She also cautioned that there always would be complicated pensions that could require extra time. But there should not be any substantial backlog once the current one is resolved, she said.
At present, once a worker leaves state service, an interim pension payment is estimated.
The comptroller’s office that begins an audit process to calculate the pension precisely to reflect salary history, overtime, hazardous duties and other factors.
This process always has been done manually and involves assembling paper, microfiche and electronic records – some of which go back decades – for each retiree.
But things became particularly problematic in the 2000s when legislatures and governors approved three early retirement incentive programs that produced big surges in workers leaving state employment earlier than anticipated.

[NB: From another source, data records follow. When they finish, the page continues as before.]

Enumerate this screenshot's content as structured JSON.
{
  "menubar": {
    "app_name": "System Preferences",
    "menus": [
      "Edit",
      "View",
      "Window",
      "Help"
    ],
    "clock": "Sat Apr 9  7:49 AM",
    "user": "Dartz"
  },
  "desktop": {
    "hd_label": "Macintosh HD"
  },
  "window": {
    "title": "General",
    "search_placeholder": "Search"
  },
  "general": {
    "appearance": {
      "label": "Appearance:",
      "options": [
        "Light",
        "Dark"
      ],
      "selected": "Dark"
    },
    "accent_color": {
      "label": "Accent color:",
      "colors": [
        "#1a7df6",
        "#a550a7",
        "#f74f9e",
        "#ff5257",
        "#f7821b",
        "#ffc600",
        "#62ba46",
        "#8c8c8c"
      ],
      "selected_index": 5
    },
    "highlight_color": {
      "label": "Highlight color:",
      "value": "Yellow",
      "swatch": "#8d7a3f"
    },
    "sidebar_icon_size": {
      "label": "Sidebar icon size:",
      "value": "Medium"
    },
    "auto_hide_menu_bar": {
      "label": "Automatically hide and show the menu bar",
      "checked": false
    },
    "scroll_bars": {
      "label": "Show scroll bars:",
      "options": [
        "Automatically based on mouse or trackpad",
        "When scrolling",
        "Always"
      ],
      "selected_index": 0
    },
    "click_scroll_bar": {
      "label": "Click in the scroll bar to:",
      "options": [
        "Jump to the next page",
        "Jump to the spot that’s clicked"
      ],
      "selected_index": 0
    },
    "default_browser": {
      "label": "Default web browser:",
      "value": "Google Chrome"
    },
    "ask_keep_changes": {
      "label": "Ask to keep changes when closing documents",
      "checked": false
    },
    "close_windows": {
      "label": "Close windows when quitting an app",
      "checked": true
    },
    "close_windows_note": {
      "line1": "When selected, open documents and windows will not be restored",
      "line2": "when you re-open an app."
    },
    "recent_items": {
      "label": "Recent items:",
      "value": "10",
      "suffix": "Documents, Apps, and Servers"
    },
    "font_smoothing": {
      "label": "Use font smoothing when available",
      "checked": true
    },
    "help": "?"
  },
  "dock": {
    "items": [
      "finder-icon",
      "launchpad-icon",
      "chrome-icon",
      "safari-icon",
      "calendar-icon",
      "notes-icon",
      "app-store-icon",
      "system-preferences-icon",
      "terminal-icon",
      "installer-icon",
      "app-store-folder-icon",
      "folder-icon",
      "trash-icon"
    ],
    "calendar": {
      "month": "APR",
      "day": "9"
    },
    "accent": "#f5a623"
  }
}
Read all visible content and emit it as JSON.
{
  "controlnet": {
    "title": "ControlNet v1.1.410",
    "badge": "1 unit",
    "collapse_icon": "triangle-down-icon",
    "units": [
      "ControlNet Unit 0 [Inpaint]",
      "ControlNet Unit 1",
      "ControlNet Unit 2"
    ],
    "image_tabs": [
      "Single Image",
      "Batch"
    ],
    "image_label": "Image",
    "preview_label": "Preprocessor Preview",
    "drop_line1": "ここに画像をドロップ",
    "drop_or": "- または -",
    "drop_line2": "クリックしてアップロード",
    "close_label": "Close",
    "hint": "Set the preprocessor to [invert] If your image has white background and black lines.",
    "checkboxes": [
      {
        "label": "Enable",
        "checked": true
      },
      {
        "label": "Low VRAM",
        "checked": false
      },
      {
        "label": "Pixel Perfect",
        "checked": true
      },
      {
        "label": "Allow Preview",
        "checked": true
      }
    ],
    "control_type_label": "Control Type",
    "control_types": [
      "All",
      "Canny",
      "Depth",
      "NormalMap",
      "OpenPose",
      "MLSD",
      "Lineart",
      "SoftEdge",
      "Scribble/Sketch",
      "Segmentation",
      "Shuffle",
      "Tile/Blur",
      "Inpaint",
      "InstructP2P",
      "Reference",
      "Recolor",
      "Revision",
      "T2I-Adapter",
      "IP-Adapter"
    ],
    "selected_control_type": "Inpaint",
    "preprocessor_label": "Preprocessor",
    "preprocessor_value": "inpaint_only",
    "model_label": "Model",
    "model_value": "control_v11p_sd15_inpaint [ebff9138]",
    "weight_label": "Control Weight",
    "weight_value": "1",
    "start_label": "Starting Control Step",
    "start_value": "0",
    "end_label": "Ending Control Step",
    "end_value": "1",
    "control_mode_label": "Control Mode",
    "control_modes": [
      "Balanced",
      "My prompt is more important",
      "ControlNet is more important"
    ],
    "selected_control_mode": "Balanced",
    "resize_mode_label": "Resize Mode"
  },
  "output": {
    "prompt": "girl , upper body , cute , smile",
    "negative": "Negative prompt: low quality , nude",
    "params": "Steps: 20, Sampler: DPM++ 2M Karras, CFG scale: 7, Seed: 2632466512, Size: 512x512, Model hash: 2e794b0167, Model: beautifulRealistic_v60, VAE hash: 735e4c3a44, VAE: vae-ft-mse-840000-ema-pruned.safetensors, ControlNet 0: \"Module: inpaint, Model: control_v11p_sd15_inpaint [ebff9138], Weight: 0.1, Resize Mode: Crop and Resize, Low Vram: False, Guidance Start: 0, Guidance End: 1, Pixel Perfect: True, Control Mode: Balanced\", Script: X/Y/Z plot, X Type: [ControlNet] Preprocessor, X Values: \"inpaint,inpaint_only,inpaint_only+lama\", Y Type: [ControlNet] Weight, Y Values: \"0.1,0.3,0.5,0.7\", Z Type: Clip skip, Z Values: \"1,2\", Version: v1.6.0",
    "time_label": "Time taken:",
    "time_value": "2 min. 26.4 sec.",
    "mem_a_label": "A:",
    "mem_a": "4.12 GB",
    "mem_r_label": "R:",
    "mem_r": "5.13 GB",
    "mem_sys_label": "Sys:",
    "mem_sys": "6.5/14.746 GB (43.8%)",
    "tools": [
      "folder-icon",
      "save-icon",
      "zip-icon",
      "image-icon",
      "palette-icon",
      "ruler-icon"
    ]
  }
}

The state auditors of public accounts – a legislative watchdog agency not affiliated with pension audit staff in the comptroller’s office – began warning frequently during this period that the backlog was getting too large and didn’t reflect sound business practice.
According to past reports from the state auditors, the backlog grew from 1,200 just before 2003 to almost 6,600 by 2008. And it reached 10,600 by mid-2010.
Though Gov. Dannel P. Malloy refused to offer early retirement incentives when he negotiated labor concessions in the summer of 2011 to help close a big budget deficit, he did agree to postpone any new restrictions on retirement benefits until October of that year.
This produced another surge in retirements similar to those during the early retirement incentive programs. Since mid-2010, the backlog has grown by almost 3,800 pension audits.
Lembo said his office has been working since 2012 to research options, plan a new audit system, secure funding and integrate new software with the state’s existing human resources data processing network.
And even though the backlog has meant retirees may wait years for a final resolution of their pensions, Lembo said that – outside of the state auditors’ office – there hadn’t been much pressure from labor or state management to change the system.
That’s because state law requires Connecticut to pay 5 percent interest per year on any lump sum amount deemed owed to the retirees after the audit is completed.
And state officials generally did not complain since the state was able to achieve investment earnings on any withheld pension funds, Lembo said, adding that Connecticut’s annual investment return often topped 5 percent.
“It’s still not a good business practice,” Lembo said, adding that the backlog eventually would grow to unwieldy proportions, and that had to be addressed.
The comptroller added that the new computerized system offers other benefits.
“Our staff won’t be answering calls from employees in another agency asking, if they leave today, what their benefits will be,” he said. “They can just log into the system and look it up for themselves.
“Paper files, microfiche – that’s not how business is done anymore.”